"Here's the deal," Flanagan said Friday evening. "I'm an Ojibwe woman on Ojibwe land. I've got to win."
But on Saturday morning, it was Walz who caught a 21-inch walleye. Flanagan wasn't so lucky, though a fellow angler in her boat did catch a northern pike that they let the lieutenant governor reel in.
The fishing opener is typically a partnership among Explore Minnesota, the state Department of Natural Resources and the governor's office, along with a host city or community. The idea is to celebrate the importance of tourism, fishing and outdoor recreation.
In previous years, planning would begin more than a year in advance as communities submitted host bids. The pandemic put a damper on recent openers. Otter Tail County, which was to host in 2020, instead put on a pared-down 2021 event that exposed tensions over the state's pandemic policy and mask mandates, which were issued by Walz's office.
The strain on local government resources driven by the pandemic left this year's opener in question. Planning was difficult, said Lauren Bennett McGinty, tourism director at Explore Minnesota.
This year's opener came together late. The Leech Lake Band partnership was announced two months ago.
"I was ecstatic the governor chose Leech Lake," Jackson said.
Instead of highlighting one city or community, this year's opener celebrates Chippewa National Forest, Cass Lake and the Leech Lake Band lands. Sprawling forests and deep blue lakes dapple the reservation.
Cass Lake native Trina Staples, 20, said city residents were excited . She planned to go fishing with her boyfriend.
"Everyone's looking forward to it," Staples said.
Walz said this year's opener highlights the steps his administration has taken to mend the state's historically fraught relationship with tribal nations.
"I think acknowledging them as part of what makes the state so great really makes me feel good about it — and they're great partners," he said. "And, as I've said, they've been on this land longer than anybody else."
Bennett McGinty said this year's event could serve as a model for future openers, with several smaller communities partnering to host the annual event.

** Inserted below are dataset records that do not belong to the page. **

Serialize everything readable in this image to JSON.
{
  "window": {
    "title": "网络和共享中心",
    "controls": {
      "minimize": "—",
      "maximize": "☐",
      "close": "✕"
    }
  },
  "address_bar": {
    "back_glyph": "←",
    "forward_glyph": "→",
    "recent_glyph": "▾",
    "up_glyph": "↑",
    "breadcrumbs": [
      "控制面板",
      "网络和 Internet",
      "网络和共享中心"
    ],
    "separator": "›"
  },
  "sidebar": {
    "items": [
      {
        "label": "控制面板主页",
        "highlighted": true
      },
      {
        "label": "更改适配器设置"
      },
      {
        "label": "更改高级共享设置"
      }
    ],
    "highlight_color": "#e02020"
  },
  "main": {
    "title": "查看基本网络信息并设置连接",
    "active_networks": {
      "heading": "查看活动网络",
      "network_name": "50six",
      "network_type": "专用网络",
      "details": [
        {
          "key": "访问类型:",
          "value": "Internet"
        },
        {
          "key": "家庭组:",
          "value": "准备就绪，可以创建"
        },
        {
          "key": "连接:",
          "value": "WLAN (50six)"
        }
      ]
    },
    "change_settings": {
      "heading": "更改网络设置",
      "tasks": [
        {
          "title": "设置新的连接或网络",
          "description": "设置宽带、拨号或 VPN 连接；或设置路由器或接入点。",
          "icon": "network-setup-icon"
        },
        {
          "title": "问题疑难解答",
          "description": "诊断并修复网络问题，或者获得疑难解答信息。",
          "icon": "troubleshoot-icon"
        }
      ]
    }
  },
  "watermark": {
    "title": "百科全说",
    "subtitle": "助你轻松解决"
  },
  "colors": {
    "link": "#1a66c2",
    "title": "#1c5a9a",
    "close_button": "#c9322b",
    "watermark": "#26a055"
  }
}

In previous years, the state announced next year's host community at the opener. Not this year, but the state has issued a request for proposals. Bennett McGinty said there's high interest.
"We're excited to announce soon," she said.